_Stored dataset items_
=-=-=-=-=

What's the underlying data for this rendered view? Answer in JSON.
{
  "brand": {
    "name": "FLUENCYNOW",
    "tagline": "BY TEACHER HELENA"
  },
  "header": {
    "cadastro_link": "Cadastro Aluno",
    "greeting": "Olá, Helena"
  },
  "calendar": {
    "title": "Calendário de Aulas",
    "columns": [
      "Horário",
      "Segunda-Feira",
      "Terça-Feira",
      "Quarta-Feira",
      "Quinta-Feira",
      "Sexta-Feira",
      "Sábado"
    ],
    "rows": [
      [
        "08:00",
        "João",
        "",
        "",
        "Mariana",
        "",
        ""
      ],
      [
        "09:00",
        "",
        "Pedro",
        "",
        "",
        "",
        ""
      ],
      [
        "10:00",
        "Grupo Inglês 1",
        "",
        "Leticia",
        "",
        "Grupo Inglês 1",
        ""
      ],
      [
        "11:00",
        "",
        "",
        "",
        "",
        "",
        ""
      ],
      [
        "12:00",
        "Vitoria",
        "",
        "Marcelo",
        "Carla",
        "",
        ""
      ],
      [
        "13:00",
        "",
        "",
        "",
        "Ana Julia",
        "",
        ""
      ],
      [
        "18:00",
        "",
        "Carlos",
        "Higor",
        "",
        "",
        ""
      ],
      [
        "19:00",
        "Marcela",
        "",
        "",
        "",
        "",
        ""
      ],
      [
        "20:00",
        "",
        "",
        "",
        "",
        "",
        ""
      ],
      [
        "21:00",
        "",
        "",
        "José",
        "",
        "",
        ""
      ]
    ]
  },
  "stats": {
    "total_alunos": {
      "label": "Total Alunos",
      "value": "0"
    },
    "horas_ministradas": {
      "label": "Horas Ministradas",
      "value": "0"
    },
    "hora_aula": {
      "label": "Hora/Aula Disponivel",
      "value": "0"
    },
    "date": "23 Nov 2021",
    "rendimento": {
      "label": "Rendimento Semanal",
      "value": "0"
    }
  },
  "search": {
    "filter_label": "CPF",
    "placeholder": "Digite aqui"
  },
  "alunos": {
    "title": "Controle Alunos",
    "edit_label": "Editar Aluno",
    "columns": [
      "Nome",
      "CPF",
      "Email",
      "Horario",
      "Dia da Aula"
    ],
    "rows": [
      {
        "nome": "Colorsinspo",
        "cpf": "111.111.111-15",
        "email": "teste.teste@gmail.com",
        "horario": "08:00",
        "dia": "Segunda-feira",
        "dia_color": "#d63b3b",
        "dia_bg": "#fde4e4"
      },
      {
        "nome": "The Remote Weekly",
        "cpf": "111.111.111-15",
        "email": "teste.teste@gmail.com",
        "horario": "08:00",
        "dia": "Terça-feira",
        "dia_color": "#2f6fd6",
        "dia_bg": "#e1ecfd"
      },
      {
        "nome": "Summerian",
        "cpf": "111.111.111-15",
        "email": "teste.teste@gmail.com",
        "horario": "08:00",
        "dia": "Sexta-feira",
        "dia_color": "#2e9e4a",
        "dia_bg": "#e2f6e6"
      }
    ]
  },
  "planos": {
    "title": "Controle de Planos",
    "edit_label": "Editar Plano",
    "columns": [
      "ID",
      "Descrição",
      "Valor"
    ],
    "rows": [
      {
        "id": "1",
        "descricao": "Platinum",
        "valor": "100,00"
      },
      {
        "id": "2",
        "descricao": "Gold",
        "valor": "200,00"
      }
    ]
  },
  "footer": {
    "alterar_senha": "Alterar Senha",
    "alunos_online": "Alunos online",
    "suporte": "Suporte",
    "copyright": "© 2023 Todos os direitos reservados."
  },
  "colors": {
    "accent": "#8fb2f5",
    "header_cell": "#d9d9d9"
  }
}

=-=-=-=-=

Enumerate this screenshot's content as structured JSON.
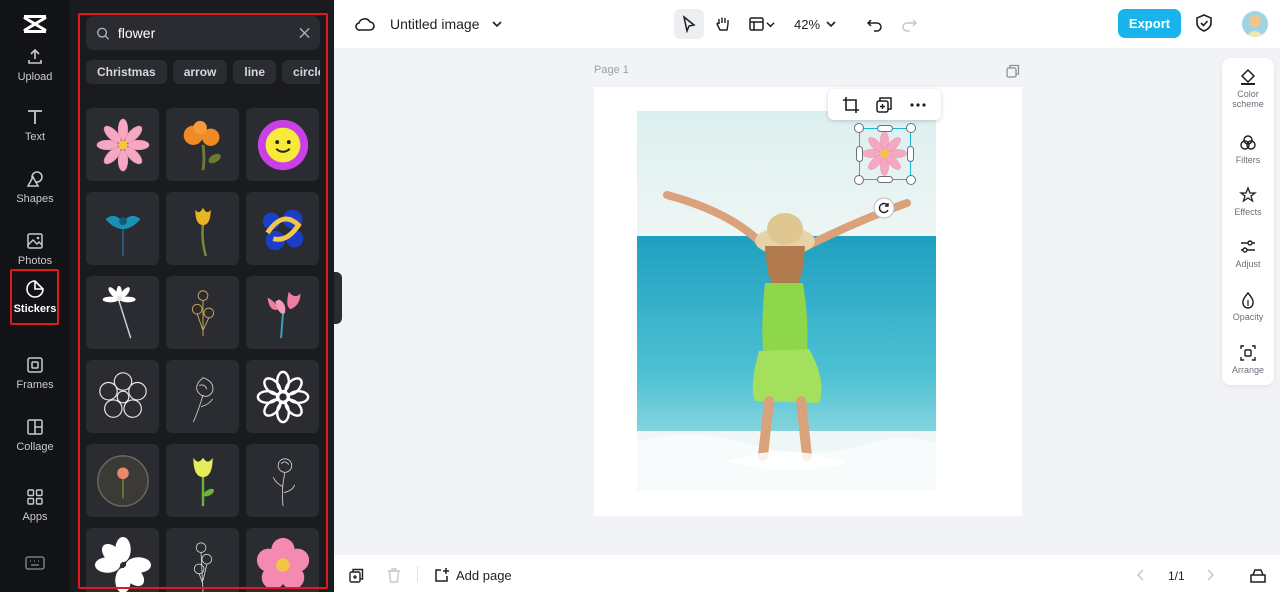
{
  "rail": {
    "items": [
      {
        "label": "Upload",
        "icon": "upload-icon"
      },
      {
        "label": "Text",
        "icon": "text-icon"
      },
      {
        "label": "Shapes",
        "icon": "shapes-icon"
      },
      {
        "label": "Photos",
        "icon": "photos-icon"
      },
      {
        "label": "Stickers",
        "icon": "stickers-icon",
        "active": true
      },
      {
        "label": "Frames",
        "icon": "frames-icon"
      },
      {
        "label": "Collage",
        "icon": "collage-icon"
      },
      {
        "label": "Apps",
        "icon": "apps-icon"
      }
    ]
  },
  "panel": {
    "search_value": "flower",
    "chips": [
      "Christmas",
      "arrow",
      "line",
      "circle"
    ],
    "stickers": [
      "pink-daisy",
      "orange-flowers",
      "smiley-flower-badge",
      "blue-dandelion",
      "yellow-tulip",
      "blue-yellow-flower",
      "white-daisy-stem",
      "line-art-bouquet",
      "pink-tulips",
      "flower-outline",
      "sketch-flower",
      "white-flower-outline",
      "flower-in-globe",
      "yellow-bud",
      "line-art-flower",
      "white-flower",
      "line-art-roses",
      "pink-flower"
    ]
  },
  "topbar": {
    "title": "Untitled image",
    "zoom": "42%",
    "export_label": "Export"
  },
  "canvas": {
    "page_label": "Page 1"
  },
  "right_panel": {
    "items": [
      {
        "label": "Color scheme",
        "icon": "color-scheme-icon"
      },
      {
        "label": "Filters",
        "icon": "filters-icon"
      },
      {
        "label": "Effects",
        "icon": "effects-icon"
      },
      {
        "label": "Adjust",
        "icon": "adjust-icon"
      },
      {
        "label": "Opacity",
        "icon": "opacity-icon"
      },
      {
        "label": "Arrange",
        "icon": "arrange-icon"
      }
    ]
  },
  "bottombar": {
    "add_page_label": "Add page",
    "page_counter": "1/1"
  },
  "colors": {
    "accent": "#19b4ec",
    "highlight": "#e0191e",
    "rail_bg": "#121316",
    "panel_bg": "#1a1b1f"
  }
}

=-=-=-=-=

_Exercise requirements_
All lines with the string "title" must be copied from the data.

_Answer space_
    "title": "Calendário de Aulas",
    "title": "Controle Alunos",
    "title": "Controle de Planos",
    "title": "Untitled image",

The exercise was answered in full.